A group of British science and economics peers are launching a plan to make wind and solar energy cheaper than coal by 2025 by boosting public expenditure on renewables technology development.
The plan has been dubbed the ‘Global Apollo Programme’ in a bid to recreate the interest in rapid technological development achieved during the ‘space race’ years of the 1960s.
Founders of the programme include Sir David King, former chief scientific advisor to the UK Government and current special representative for climate change, and Lord Nicholas Stern, author of the landmark Stern Review on the economics of climate change, along with several other peers from the House of Lords.
£100 billion goal
By encouraging countries to commit at least 0.02 per cent of national GDP to public expenditure on technology development over the next ten years, the programme hopes to mobilise $150 billion (£100 billion) towards cutting the cost of wind and solar power and investigating new smart grid and energy storage technologies.
As such the programme aims to launch in 2016 with a minimum of $15 billion (£10 billion) committed by major world powers each year. Current annual public spending on renewable energy R&D is estimated to be some $6 billion (£4 billion) worldwide.
The programme argues that investment in R&D must be brought much closer to matching the current investment in deploying renewable energy worldwide through current subsidies.

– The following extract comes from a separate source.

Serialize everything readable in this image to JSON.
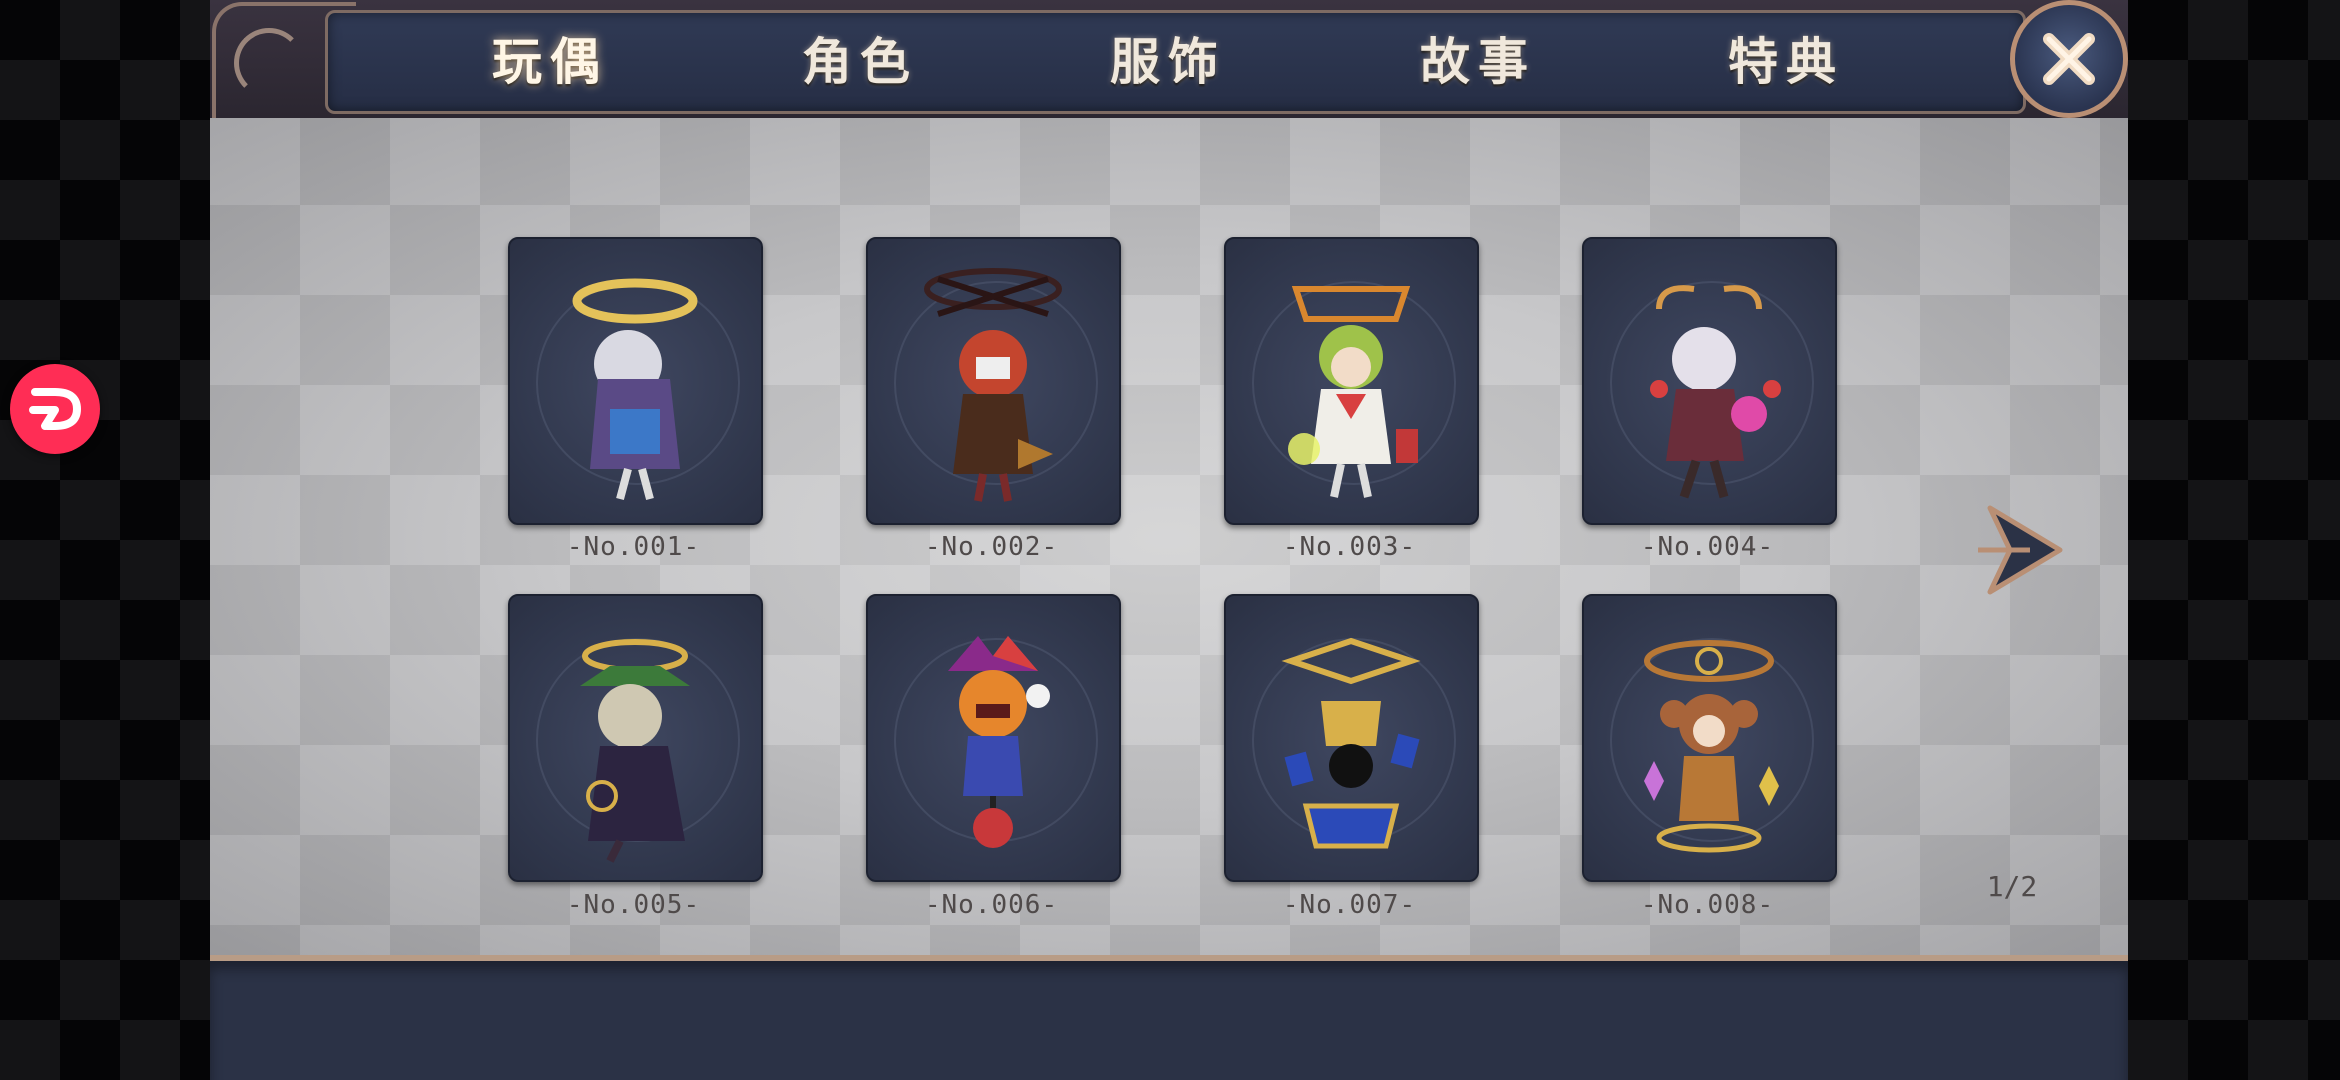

“It is right to subsidise the supply of clean energy until its costs come down”, reads the programme’s statement. “But the $6 billion that governments spend on renewable R&D is far too low. It compares poorly with the $101 billion [£66 billion] spent worldwide on production subsidies for renewables, not to mention the counterproductive subsidies for fossil fuel energy.
“Effective cost reduction requires not only the wider deployment of existing clean technology but also, critically, the scientific development of new technologies.”
The issue was discussed by ministers at the recent G7 summit in Germany, where climate change was at the top of the agenda.
According to Sir David King, the Global Apollo Programme has already received “considerable interest from a wide range of countries”, including the EU, US, Japan, China, South Korea, UAE, India and Mexico.